- [Activity]:
The complete listing should be copied out exactly.

====== Extracted information

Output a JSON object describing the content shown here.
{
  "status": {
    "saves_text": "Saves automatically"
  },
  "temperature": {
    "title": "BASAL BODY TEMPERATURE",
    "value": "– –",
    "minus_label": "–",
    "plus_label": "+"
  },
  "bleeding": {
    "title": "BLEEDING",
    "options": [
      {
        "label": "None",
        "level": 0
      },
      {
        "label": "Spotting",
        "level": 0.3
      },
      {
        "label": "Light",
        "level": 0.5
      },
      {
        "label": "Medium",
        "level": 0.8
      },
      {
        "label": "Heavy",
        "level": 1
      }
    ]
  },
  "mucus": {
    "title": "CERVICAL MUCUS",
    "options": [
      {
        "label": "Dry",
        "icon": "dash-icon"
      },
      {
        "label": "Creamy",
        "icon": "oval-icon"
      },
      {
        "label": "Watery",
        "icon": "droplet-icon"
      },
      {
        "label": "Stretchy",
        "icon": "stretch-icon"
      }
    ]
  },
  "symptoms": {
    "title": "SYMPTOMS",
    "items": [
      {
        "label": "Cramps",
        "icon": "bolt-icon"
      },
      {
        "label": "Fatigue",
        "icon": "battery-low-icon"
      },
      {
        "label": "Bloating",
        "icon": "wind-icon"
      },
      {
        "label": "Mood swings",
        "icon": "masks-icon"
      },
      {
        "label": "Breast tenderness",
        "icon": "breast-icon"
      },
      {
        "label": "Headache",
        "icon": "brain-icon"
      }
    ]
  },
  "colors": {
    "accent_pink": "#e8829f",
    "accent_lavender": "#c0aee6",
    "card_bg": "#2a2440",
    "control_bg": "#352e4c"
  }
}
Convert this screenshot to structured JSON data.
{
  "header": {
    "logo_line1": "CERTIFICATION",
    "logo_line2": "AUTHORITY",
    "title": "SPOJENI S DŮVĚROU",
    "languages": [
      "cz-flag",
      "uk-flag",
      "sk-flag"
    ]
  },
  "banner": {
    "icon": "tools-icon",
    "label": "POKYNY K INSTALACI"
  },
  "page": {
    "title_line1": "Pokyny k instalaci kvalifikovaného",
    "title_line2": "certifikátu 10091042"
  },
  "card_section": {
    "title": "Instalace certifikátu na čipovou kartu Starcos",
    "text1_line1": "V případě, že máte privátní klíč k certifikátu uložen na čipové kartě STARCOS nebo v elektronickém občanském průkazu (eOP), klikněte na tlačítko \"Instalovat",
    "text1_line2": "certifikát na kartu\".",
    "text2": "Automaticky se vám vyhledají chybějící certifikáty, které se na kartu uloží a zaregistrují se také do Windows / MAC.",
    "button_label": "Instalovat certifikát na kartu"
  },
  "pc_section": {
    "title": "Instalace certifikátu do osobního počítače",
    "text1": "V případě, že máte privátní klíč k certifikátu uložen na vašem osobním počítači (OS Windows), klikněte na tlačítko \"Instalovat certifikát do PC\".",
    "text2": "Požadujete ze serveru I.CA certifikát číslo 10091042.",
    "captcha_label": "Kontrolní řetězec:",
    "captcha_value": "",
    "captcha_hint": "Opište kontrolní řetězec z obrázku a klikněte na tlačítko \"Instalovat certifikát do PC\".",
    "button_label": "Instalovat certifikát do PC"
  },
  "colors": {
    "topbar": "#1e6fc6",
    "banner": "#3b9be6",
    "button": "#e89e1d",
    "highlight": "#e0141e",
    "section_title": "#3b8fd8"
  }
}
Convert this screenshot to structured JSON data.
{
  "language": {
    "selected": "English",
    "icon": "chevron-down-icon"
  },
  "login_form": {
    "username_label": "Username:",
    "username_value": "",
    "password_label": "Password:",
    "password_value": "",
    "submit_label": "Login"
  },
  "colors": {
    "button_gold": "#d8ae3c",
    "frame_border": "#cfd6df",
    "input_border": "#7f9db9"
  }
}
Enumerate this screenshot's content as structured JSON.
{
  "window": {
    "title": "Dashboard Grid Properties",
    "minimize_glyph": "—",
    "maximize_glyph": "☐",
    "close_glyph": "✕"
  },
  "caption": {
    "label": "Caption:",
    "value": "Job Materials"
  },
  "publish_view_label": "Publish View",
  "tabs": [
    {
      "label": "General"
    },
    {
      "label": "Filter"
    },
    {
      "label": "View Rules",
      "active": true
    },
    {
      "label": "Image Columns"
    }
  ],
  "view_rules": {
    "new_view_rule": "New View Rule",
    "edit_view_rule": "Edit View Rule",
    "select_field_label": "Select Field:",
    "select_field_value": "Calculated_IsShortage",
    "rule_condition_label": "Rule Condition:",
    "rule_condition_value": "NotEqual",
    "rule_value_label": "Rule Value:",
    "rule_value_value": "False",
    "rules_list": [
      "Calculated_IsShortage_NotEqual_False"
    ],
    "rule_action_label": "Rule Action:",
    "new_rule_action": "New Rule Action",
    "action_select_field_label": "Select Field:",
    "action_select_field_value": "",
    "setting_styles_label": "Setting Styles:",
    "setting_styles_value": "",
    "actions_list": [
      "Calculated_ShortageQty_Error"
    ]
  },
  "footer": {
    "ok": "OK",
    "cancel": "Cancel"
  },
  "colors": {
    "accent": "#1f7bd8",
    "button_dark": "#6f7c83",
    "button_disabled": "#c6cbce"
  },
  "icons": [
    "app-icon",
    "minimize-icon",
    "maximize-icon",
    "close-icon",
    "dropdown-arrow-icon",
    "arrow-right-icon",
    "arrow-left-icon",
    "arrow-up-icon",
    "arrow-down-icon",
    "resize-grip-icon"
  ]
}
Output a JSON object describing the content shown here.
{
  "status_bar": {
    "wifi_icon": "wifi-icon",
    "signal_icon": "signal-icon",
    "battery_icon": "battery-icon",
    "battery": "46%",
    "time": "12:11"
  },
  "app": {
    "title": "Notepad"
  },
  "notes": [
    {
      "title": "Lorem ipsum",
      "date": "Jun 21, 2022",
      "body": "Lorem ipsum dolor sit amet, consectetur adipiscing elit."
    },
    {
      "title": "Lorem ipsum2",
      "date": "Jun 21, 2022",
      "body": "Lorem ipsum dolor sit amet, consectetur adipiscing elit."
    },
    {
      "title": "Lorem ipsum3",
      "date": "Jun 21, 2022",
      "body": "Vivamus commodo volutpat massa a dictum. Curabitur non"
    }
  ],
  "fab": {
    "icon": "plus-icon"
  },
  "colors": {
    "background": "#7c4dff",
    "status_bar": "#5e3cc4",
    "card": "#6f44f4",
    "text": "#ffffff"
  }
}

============

- [Solution for this task]:
Output a JSON object describing the content shown here.
{
  "status": {
    "saves_text": "Saves automatically"
  },
  "temperature": {
    "title": "BASAL BODY TEMPERATURE",
    "value": "– –",
    "minus_label": "–",
    "plus_label": "+"
  },
  "bleeding": {
    "title": "BLEEDING",
    "options": [
      {
        "label": "None",
        "level": 0
      },
      {
        "label": "Spotting",
        "level": 0.3
      },
      {
        "label": "Light",
        "level": 0.5
      },
      {
        "label": "Medium",
        "level": 0.8
      },
      {
        "label": "Heavy",
        "level": 1
      }
    ]
  },
  "mucus": {
    "title": "CERVICAL MUCUS",
    "options": [
      {
        "label": "Dry",
        "icon": "dash-icon"
      },
      {
        "label": "Creamy",
        "icon": "oval-icon"
      },
      {
        "label": "Watery",
        "icon": "droplet-icon"
      },
      {
        "label": "Stretchy",
        "icon": "stretch-icon"
      }
    ]
  },
  "symptoms": {
    "title": "SYMPTOMS",
    "items": [
      {
        "label": "Cramps",
        "icon": "bolt-icon"
      },
      {
        "label": "Fatigue",
        "icon": "battery-low-icon"
      },
      {
        "label": "Bloating",
        "icon": "wind-icon"
      },
      {
        "label": "Mood swings",
        "icon": "masks-icon"
      },
      {
        "label": "Breast tenderness",
        "icon": "breast-icon"
      },
      {
        "label": "Headache",
        "icon": "brain-icon"
      }
    ]
  },
  "colors": {
    "accent_pink": "#e8829f",
    "accent_lavender": "#c0aee6",
    "card_bg": "#2a2440",
    "control_bg": "#352e4c"
  }
}
Convert this screenshot to structured JSON data.
{
  "header": {
    "logo_line1": "CERTIFICATION",
    "logo_line2": "AUTHORITY",
    "title": "SPOJENI S DŮVĚROU",
    "languages": [
      "cz-flag",
      "uk-flag",
      "sk-flag"
    ]
  },
  "banner": {
    "icon": "tools-icon",
    "label": "POKYNY K INSTALACI"
  },
  "page": {
    "title_line1": "Pokyny k instalaci kvalifikovaného",
    "title_line2": "certifikátu 10091042"
  },
  "card_section": {
    "title": "Instalace certifikátu na čipovou kartu Starcos",
    "text1_line1": "V případě, že máte privátní klíč k certifikátu uložen na čipové kartě STARCOS nebo v elektronickém občanském průkazu (eOP), klikněte na tlačítko \"Instalovat",
    "text1_line2": "certifikát na kartu\".",
    "text2": "Automaticky se vám vyhledají chybějící certifikáty, které se na kartu uloží a zaregistrují se také do Windows / MAC.",
    "button_label": "Instalovat certifikát na kartu"
  },
  "pc_section": {
    "title": "Instalace certifikátu do osobního počítače",
    "text1": "V případě, že máte privátní klíč k certifikátu uložen na vašem osobním počítači (OS Windows), klikněte na tlačítko \"Instalovat certifikát do PC\".",
    "text2": "Požadujete ze serveru I.CA certifikát číslo 10091042.",
    "captcha_label": "Kontrolní řetězec:",
    "captcha_value": "",
    "captcha_hint": "Opište kontrolní řetězec z obrázku a klikněte na tlačítko \"Instalovat certifikát do PC\".",
    "button_label": "Instalovat certifikát do PC"
  },
  "colors": {
    "topbar": "#1e6fc6",
    "banner": "#3b9be6",
    "button": "#e89e1d",
    "highlight": "#e0141e",
    "section_title": "#3b8fd8"
  }
}
Convert this screenshot to structured JSON data.
{
  "language": {
    "selected": "English",
    "icon": "chevron-down-icon"
  },
  "login_form": {
    "username_label": "Username:",
    "username_value": "",
    "password_label": "Password:",
    "password_value": "",
    "submit_label": "Login"
  },
  "colors": {
    "button_gold": "#d8ae3c",
    "frame_border": "#cfd6df",
    "input_border": "#7f9db9"
  }
}
Enumerate this screenshot's content as structured JSON.
{
  "window": {
    "title": "Dashboard Grid Properties",
    "minimize_glyph": "—",
    "maximize_glyph": "☐",
    "close_glyph": "✕"
  },
  "caption": {
    "label": "Caption:",
    "value": "Job Materials"
  },
  "publish_view_label": "Publish View",
  "tabs": [
    {
      "label": "General"
    },
    {
      "label": "Filter"
    },
    {
      "label": "View Rules",
      "active": true
    },
    {
      "label": "Image Columns"
    }
  ],
  "view_rules": {
    "new_view_rule": "New View Rule",
    "edit_view_rule": "Edit View Rule",
    "select_field_label": "Select Field:",
    "select_field_value": "Calculated_IsShortage",
    "rule_condition_label": "Rule Condition:",
    "rule_condition_value": "NotEqual",
    "rule_value_label": "Rule Value:",
    "rule_value_value": "False",
    "rules_list": [
      "Calculated_IsShortage_NotEqual_False"
    ],
    "rule_action_label": "Rule Action:",
    "new_rule_action": "New Rule Action",
    "action_select_field_label": "Select Field:",
    "action_select_field_value": "",
    "setting_styles_label": "Setting Styles:",
    "setting_styles_value": "",
    "actions_list": [
      "Calculated_ShortageQty_Error"
    ]
  },
  "footer": {
    "ok": "OK",
    "cancel": "Cancel"
  },
  "colors": {
    "accent": "#1f7bd8",
    "button_dark": "#6f7c83",
    "button_disabled": "#c6cbce"
  },
  "icons": [
    "app-icon",
    "minimize-icon",
    "maximize-icon",
    "close-icon",
    "dropdown-arrow-icon",
    "arrow-right-icon",
    "arrow-left-icon",
    "arrow-up-icon",
    "arrow-down-icon",
    "resize-grip-icon"
  ]
}
Output a JSON object describing the content shown here.
{
  "status_bar": {
    "wifi_icon": "wifi-icon",
    "signal_icon": "signal-icon",
    "battery_icon": "battery-icon",
    "battery": "46%",
    "time": "12:11"
  },
  "app": {
    "title": "Notepad"
  },
  "notes": [
    {
      "title": "Lorem ipsum",
      "date": "Jun 21, 2022",
      "body": "Lorem ipsum dolor sit amet, consectetur adipiscing elit."
    },
    {
      "title": "Lorem ipsum2",
      "date": "Jun 21, 2022",
      "body": "Lorem ipsum dolor sit amet, consectetur adipiscing elit."
    },
    {
      "title": "Lorem ipsum3",
      "date": "Jun 21, 2022",
      "body": "Vivamus commodo volutpat massa a dictum. Curabitur non"
    }
  ],
  "fab": {
    "icon": "plus-icon"
  },
  "colors": {
    "background": "#7c4dff",
    "status_bar": "#5e3cc4",
    "card": "#6f44f4",
    "text": "#ffffff"
  }
}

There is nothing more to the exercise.